As the Fyre Festival disaster unfolded live on Twitter and Instagram earlier this year, many stateside observers got their information from a Raleigh, North Carolina blogger who spent $13,000 on tickets to the Bahamian festival. Observers watched as 32-year-old citizen journalist Seth Crossno posted photos of the festival’s empty concierge desk, refugee tents sold as luxury villas and cheese sandwiches where five-course meals had been promised.

Crossno, who goes by the Twitter handle William N. Finley IV was interviewed by countless media outlets about his time on Great Exuma, documenting the disastrous festival and the long, frustrating effort to escape the island and return to Miami. Crossno is now suing the festival’s organizers, including rapper Ja Rule, CEO Billy McFarland and self-proclaimed marketing genius Grant Margolin, accusing the men of a litany of charges including fraud, misrepresentation and breach of contract.

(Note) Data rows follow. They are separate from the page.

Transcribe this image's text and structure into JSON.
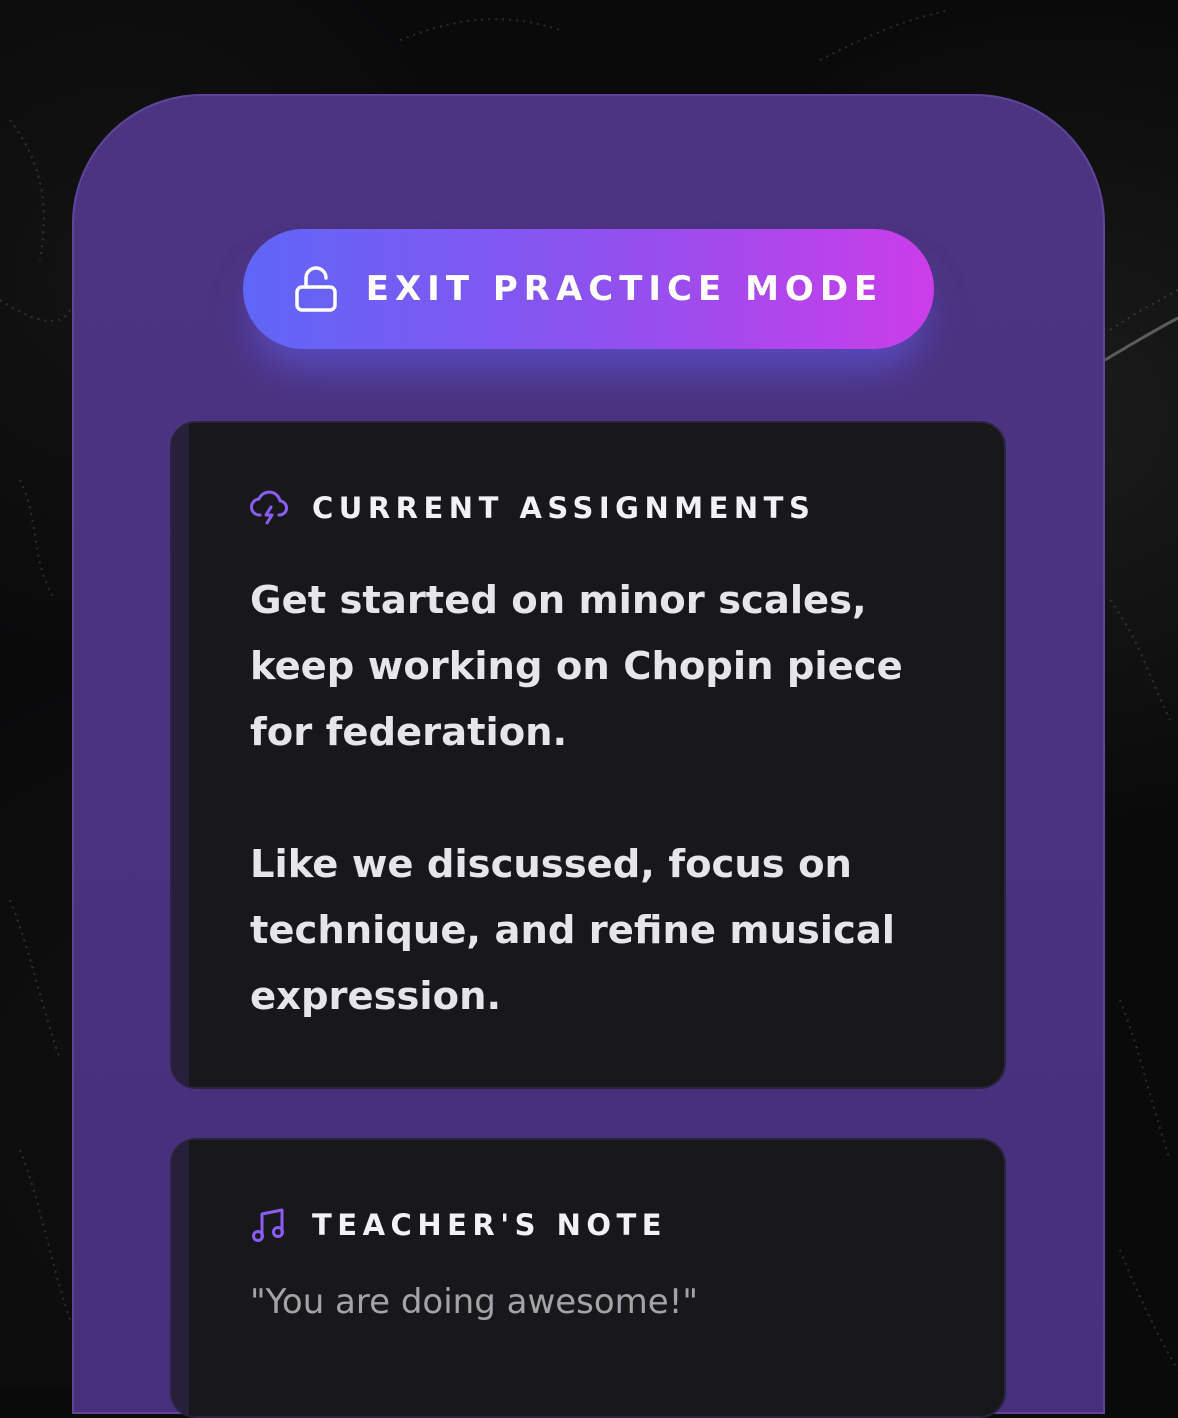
{
  "colors": {
    "panel": "#4a327e",
    "card": "#18181b",
    "accent_start": "#5f66f7",
    "accent_end": "#cb3de9",
    "icon_purple": "#8b5cf6"
  },
  "exit_button": {
    "label": "EXIT PRACTICE MODE",
    "icon": "unlock-icon"
  },
  "assignments": {
    "icon": "cloud-lightning-icon",
    "title": "CURRENT ASSIGNMENTS",
    "paragraphs": [
      "Get started on minor scales, keep working on Chopin piece for federation.",
      "Like we discussed, focus on technique, and refine musical expression."
    ]
  },
  "teacher_note": {
    "icon": "music-note-icon",
    "title": "TEACHER'S NOTE",
    "text": "\"You are doing awesome!\""
  }
}
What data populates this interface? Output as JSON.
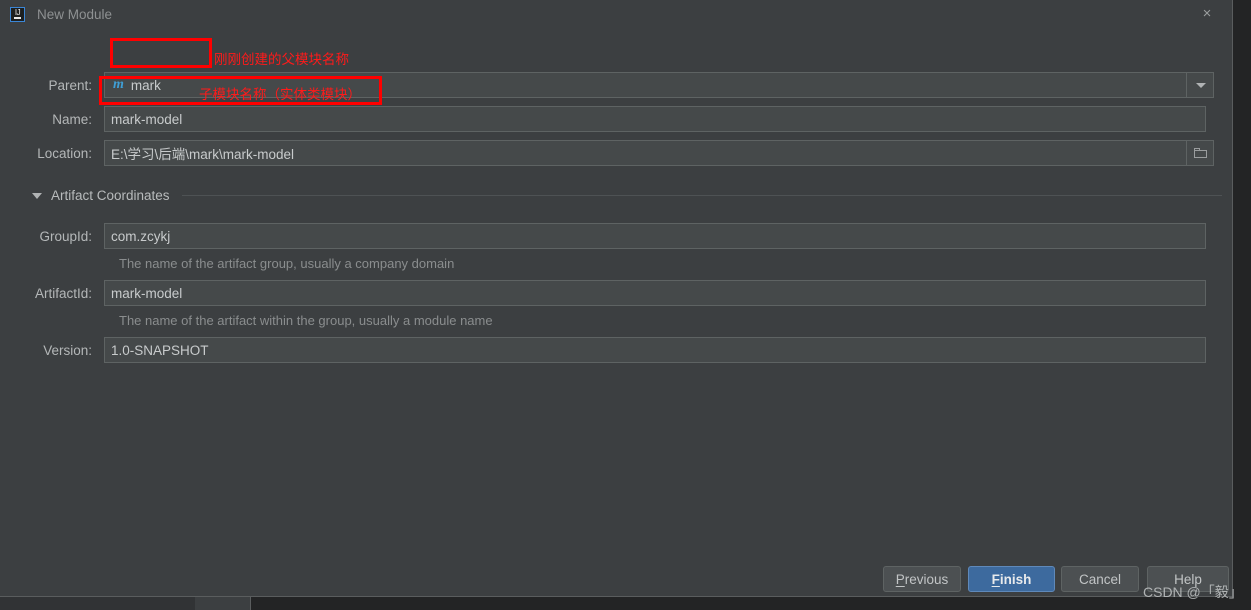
{
  "window": {
    "title": "New Module",
    "app_icon": "intellij-idea-icon",
    "close_label": "×"
  },
  "form": {
    "parent": {
      "label": "Parent:",
      "value": "mark",
      "icon": "maven-module-icon",
      "icon_glyph": "m",
      "dropdown_icon": "chevron-down-icon"
    },
    "name": {
      "label": "Name:",
      "value": "mark-model",
      "placeholder": ""
    },
    "location": {
      "label": "Location:",
      "value": "E:\\学习\\后端\\mark\\mark-model",
      "browse_icon": "folder-icon"
    }
  },
  "artifact_section": {
    "title": "Artifact Coordinates",
    "expanded": true,
    "collapse_icon": "triangle-down-icon",
    "group_id": {
      "label": "GroupId:",
      "value": "com.zcykj",
      "hint": "The name of the artifact group, usually a company domain"
    },
    "artifact_id": {
      "label": "ArtifactId:",
      "value": "mark-model",
      "hint": "The name of the artifact within the group, usually a module name"
    },
    "version": {
      "label": "Version:",
      "value": "1.0-SNAPSHOT"
    }
  },
  "buttons": {
    "previous": "Previous",
    "previous_mnemonic": "P",
    "previous_rest": "revious",
    "finish": "Finish",
    "finish_mnemonic": "F",
    "finish_rest": "inish",
    "cancel": "Cancel",
    "help": "Help"
  },
  "annotations": {
    "parent_note": "刚刚创建的父模块名称",
    "name_note": "子模块名称（实体类模块）",
    "box_color": "#ff0000"
  },
  "watermark": {
    "text": "CSDN @「毅」"
  },
  "colors": {
    "dialog_bg": "#3c3f41",
    "field_bg": "#45494a",
    "accent_blue": "#3d6a9e",
    "maven_icon_blue": "#3f9fd6",
    "annotation_red": "#ff0000"
  }
}
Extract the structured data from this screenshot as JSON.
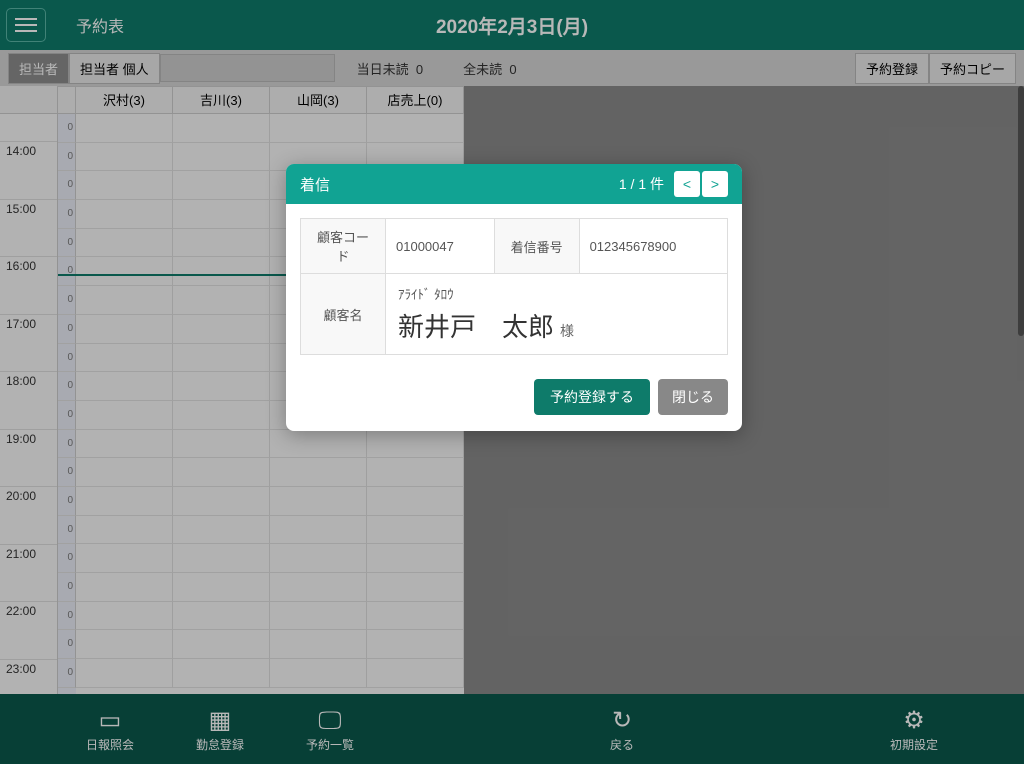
{
  "header": {
    "title": "予約表",
    "date": "2020年2月3日(月)"
  },
  "toolbar": {
    "staff_tab": "担当者",
    "staff_personal_tab": "担当者 個人",
    "today_unread": "当日未読",
    "today_unread_count": "0",
    "all_unread": "全未読",
    "all_unread_count": "0",
    "reserve_register": "予約登録",
    "reserve_copy": "予約コピー"
  },
  "schedule": {
    "staff": [
      "沢村(3)",
      "吉川(3)",
      "山岡(3)",
      "店売上(0)"
    ],
    "hours": [
      "14:00",
      "15:00",
      "16:00",
      "17:00",
      "18:00",
      "19:00",
      "20:00",
      "21:00",
      "22:00",
      "23:00"
    ]
  },
  "modal": {
    "title": "着信",
    "pager": "1 / 1 件",
    "prev": "<",
    "next": ">",
    "customer_code_label": "顧客コード",
    "customer_code": "01000047",
    "caller_label": "着信番号",
    "caller_number": "012345678900",
    "customer_name_label": "顧客名",
    "customer_kana": "ｱﾗｲﾄﾞ ﾀﾛｳ",
    "customer_name": "新井戸　太郎",
    "suffix": "様",
    "register_btn": "予約登録する",
    "close_btn": "閉じる"
  },
  "nav": {
    "report": "日報照会",
    "attendance": "勤怠登録",
    "reservation_list": "予約一覧",
    "back": "戻る",
    "settings": "初期設定"
  }
}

Filed in Wake County Court in North Carolina, Crossno’s attorney William Stacy Miller laid out the case against Fyre in a 46-page complaint, seeking $25,000 for Crossno and fellow plaintiff and friend Mark Thompson.

According to the suit, Thompson and Crossno were promised a private chartered flight but that was downgraded to a Boeing 737 with the promise of “upgraded lodge accommodations, a VIP experience and artist passes for the weekend.” The lodge the men were promised was “advertised as a residence consisting of four rooms and a living area.” Below is a mockup of the villa touted by Fyre.

“When (Crossno and Thompson) arrived to the site, they were shocked to find that, instead of the luxury experience that was advertised, they were greeted with a disastrous and barren area where workers were scrambling to set up the most basic infrastructure,” the filing reads. There was “no security in place and minimal amounts of Fyre Festival workers were available to provide direction or information.”

Thompson and Crossno eventually left the festival site after spending the entire night and morning at the Georgetown Airport, where they were stuck for hours. After getting on and off several planes — there was mass confusion over the flight’s passenger manifest — Crossno eventually boarded a flight and returned home.

In an April interview in Billboard, he said he thought the event was poorly organized but never thought it was an outright scam.

“That implies there was some intent to defraud,” Crossno said. “I honestly think it’s a mix of total incompetence and the people putting it on really sucking at their jobs.”